An account of the spacey philosophical/mathematical territory charted by 20th-century European über-minds, from the perspective of Austrian-born Kurt Gödel, supported by Albert Einstein.

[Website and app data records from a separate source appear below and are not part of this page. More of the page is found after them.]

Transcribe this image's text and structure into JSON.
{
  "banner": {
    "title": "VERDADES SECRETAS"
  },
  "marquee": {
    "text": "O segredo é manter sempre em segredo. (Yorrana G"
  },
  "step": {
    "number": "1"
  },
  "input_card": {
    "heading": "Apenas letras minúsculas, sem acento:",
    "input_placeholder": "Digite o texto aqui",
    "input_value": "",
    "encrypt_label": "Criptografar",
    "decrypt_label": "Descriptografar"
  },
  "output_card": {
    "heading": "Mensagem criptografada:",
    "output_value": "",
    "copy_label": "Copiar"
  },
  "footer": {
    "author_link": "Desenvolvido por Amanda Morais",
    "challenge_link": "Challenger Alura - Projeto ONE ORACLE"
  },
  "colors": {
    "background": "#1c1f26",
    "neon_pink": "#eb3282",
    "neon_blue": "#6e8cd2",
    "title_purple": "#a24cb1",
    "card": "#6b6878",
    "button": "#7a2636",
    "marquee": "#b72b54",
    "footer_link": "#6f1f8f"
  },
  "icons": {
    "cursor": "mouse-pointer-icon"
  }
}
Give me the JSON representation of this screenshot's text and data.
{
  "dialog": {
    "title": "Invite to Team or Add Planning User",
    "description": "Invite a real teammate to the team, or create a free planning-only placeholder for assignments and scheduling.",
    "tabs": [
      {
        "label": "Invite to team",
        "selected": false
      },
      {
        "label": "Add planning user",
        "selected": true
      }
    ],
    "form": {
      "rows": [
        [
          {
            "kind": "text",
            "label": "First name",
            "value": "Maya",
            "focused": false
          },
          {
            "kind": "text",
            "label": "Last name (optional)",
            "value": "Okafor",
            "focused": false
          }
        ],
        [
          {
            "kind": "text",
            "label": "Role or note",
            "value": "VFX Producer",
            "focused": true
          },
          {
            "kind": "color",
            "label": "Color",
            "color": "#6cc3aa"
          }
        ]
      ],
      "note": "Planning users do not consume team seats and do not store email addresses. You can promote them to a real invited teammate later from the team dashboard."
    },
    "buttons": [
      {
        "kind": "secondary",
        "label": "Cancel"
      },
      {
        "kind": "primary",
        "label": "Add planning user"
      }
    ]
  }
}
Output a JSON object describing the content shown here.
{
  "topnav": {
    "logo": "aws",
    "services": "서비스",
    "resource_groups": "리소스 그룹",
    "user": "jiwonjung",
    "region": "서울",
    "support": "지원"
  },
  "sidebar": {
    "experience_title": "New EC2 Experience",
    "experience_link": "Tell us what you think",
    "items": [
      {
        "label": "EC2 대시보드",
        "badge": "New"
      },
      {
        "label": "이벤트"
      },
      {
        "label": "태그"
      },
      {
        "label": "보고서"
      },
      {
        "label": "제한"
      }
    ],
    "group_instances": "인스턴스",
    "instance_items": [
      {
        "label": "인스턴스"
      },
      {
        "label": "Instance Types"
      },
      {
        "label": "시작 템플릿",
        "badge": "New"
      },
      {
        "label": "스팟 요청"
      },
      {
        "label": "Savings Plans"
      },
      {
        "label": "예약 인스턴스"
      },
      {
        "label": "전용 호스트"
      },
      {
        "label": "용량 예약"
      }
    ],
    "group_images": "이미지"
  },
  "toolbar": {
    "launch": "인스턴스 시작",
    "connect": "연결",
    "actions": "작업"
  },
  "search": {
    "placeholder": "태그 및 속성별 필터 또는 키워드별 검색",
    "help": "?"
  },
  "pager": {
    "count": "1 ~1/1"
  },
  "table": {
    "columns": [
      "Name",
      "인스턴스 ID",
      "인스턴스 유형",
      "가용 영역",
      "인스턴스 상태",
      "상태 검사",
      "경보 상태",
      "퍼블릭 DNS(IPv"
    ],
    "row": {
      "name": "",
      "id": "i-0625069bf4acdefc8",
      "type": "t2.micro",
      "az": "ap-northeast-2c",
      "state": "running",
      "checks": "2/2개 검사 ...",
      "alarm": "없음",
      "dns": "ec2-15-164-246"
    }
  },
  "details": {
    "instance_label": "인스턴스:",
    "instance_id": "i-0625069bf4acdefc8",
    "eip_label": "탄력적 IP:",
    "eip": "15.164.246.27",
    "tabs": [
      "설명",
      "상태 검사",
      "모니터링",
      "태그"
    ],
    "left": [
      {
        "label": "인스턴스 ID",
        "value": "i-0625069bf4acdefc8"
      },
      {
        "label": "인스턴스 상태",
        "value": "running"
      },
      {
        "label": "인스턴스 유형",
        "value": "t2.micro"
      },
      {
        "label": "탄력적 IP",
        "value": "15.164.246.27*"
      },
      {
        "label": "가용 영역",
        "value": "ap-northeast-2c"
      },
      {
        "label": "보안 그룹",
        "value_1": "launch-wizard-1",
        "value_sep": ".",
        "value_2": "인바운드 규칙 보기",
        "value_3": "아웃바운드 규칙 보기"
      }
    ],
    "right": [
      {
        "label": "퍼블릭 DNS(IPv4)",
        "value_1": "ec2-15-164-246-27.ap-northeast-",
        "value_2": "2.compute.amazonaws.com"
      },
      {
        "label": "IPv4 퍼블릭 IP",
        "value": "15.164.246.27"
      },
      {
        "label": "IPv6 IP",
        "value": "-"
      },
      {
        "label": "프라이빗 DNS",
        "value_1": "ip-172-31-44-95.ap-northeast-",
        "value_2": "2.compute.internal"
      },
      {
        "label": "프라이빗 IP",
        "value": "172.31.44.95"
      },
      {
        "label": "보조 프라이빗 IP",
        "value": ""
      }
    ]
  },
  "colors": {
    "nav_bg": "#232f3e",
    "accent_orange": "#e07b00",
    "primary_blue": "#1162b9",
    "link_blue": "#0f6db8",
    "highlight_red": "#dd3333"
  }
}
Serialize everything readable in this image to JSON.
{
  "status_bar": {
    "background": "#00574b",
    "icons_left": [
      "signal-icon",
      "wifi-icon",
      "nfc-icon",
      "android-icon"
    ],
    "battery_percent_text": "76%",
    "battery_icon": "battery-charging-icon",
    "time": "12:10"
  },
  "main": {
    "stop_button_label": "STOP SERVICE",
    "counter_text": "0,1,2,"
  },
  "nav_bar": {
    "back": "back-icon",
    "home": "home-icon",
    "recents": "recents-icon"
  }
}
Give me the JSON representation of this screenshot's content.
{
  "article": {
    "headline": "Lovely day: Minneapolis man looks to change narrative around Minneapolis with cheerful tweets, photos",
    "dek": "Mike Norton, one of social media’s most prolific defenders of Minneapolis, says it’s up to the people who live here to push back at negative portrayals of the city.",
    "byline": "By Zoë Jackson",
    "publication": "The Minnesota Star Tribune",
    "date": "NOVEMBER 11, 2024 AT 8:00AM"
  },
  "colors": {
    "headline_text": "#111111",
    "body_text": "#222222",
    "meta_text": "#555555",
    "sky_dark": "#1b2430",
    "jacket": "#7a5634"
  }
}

Yourgrau (Philosophy/Brandeis) devotes the bulk of his text to the birth and academic life of “the Gödel Universe” (the forgotten legacy to which the subtitle refers), a radical cosmological view made plausible by Einstein’s theories. In the magical, rotating Gödel Universe, time is merely another sort of space, and therefore an actual rocket ship could, if it goes fast enough, travel back in time. It’s an unpopular theory, and the author gives ample attention to its detractors while remaining an unabashed cheerleader for Gödel. (Stephen Hawking is one of the more prominent members of the opposition, which Yourgrau blithely attributes to the theory’s shocking implications.) When he writes of real space and real time, the author does a superb job of portraying the thinkers from a human perspective, describing Gödel as “gaunt, harrowed, and haunted, peering through thick glasses like an owl from another dimension.” He depicts Kurt and Albert as complementary entities, despite their contradictory characters. Both German speakers made multiple visits to sanitoria over their lifetimes, but Gödel was a theist, baptized Lutheran, whereas Einstein was a culturally Jewish, “deeply religious unbeliever.” Einstein was a fan of Beethoven and Mozart, Gödel of Disney's Snow White and the Seven Dwarves. Unlike James Gleick’s Chaos (1987) or Simon Singh’s Fermat's Enigma (1997), which both effectively make high-level intellectual concepts understandable to the average reader, Yourgrau’s narrative displays less concern for pandering to nonacademic stragglers. At times it reads like the account of a scholarly hockey game; after an idea has passed from Leibniz to Wittgenstein to Goldfarb to Frege to Husserl to Capek and back, it’s easy to lose track of the goal. And that’s not the only reason many readers, even science buffs, will be left in the space dust.
Intellectually provocative, of more interest to scholars than the general public, but accessible to the motivated sub-genius.